The prevalence of ocular morbidity among school children in the city is as high as 30.4 per cent. Further, girls aged above 14 years studying in private schools are at a significantly higher risk of eye diseases, according to a study done by doctors at the Government Medical College and Hospital, Sector 32.
More than 9,000 children from selected schools, with age varying from 6 to 16 years, were screened for ocular morbidity, which means any eye disease regardless of the resultant visual loss. While 73 per cent children were from government schools, 27 per cent were from private schools.
It was found that the overall prevalence of ocular morbidity among schoolchildren was 30.4% and it was significantly higher in private schools than government schools. Further, the problem was more prevalent among females (33.2%) than males (27.7%).

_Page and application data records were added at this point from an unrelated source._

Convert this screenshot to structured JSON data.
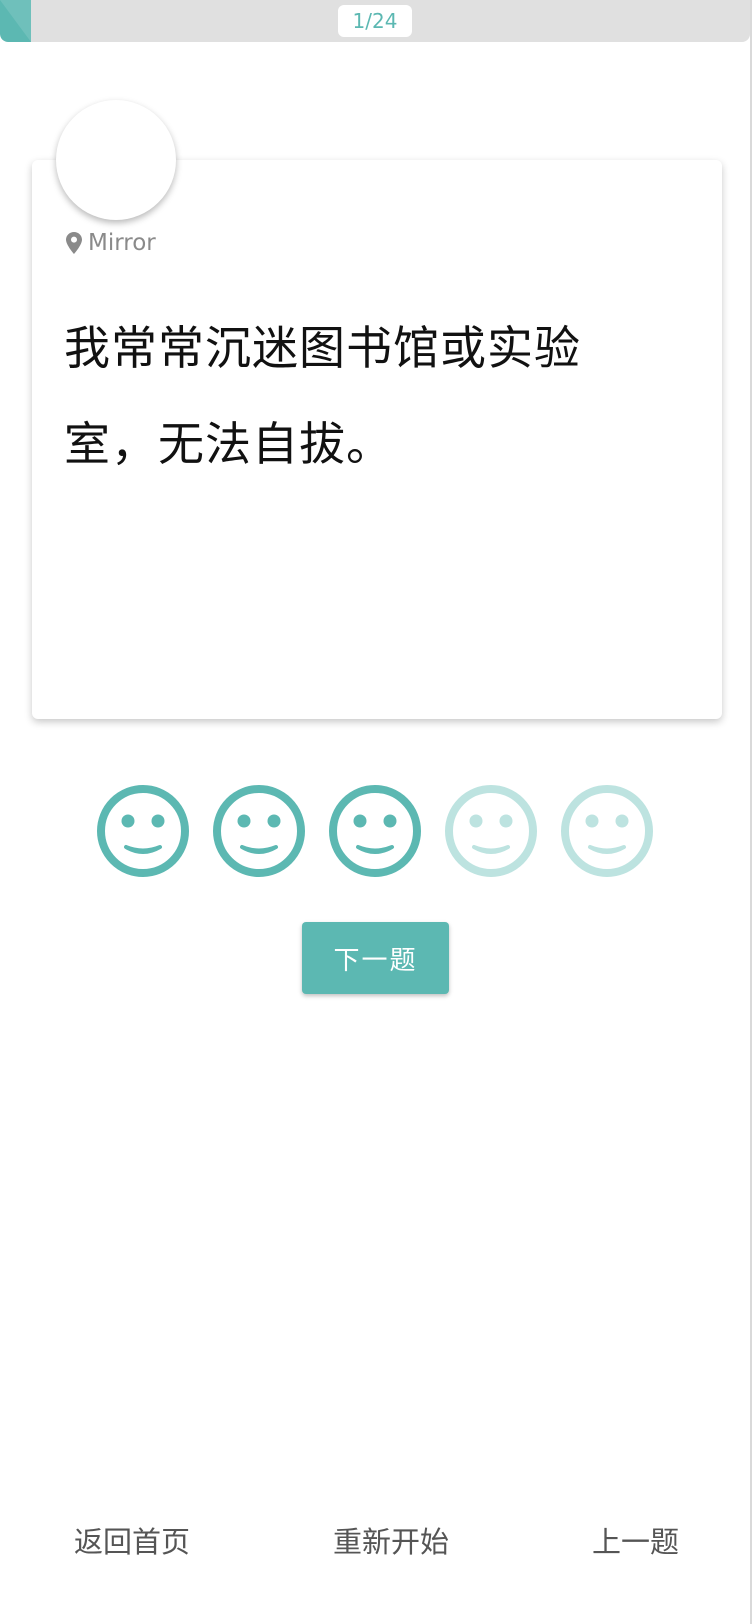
{
  "progress": {
    "label": "1/24",
    "current": 1,
    "total": 24
  },
  "card": {
    "location_icon": "map-pin-icon",
    "location_label": "Mirror",
    "question_line1": "我常常沉迷图书馆或实验",
    "question_line2": "室，无法自拔。"
  },
  "ratings": {
    "icon": "smiley-face-icon",
    "count": 5,
    "selected": 3,
    "active_color": "#5cb8b2",
    "inactive_color": "#bde3e0"
  },
  "actions": {
    "next_label": "下一题"
  },
  "footer": {
    "home_label": "返回首页",
    "restart_label": "重新开始",
    "prev_label": "上一题"
  },
  "colors": {
    "accent": "#5cb8b2",
    "track": "#e0e0e0"
  }
}
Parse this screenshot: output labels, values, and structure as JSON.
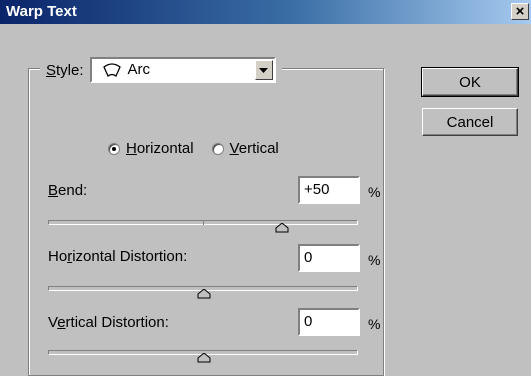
{
  "window": {
    "title": "Warp Text",
    "close_glyph": "×",
    "close_icon": "close-icon"
  },
  "style": {
    "label_prefix": "S",
    "label_rest": "tyle:",
    "value": "Arc",
    "value_icon": "arc-warp-icon"
  },
  "orientation": {
    "horizontal": {
      "u": "H",
      "rest": "orizontal",
      "checked": true
    },
    "vertical": {
      "u": "V",
      "rest": "ertical",
      "checked": false
    }
  },
  "bend": {
    "label_u": "B",
    "label_rest": "end:",
    "value": "+50",
    "unit": "%",
    "slider_percent": 50
  },
  "horizontal_distortion": {
    "label_pre": "Ho",
    "label_u": "r",
    "label_rest": "izontal Distortion:",
    "value": "0",
    "unit": "%",
    "slider_percent": 0
  },
  "vertical_distortion": {
    "label_pre": "V",
    "label_u": "e",
    "label_rest": "rtical Distortion:",
    "value": "0",
    "unit": "%",
    "slider_percent": 0
  },
  "buttons": {
    "ok": "OK",
    "cancel": "Cancel"
  }
}
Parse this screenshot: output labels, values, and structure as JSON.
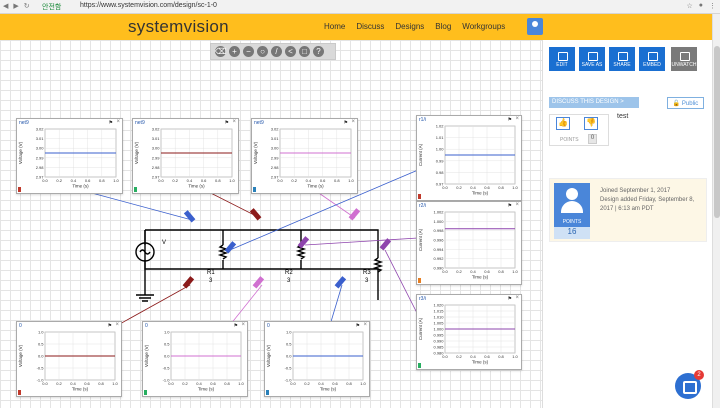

The study revealed, “The prevalence of ocular morbidity increased with increasing age and it was significantly higher (33.2%) in the higher age-group, that is 14-16 years.”
Refractive error was the most common ocular morbidity. Out of total 30.4% ocular morbidity cases, refractive error constituted about 29.3%. Further, the error was significantly higher among females (32.2%) than males (26.5%).
It was followed by colour blindness (1.2%), squint (0.8%), lid abnormalities (0.7%), allergic conjunctivitis (0.4%), congenital anomalies (0.2%) and trauma (0.17%), with vitamin A deficiency being the least prevalent at 0.05%.
The prevalence of refractive error was significantly higher in private schools (38.1%) than government schools (26.0%). A similar trend was seen with colour blindness. On the other hand, in government schools, ocular pathology and squint were more prevalent.
The overall prevalence of ocular morbidity increased significantly with age. Ocular pathology was present more in the younger age group of 6-9 years, that is 2%. Colour vision deficiency increased significantly with age, it was more prevalent in 14-16 years (1.5%) than in 6-9 years (0.6%). Refractive error also increased significantly with age.
The study suggests that effective school screening and proper implementation of healthcare facilities at this level can be effective in decreasing the load of visual impairment among the younger population.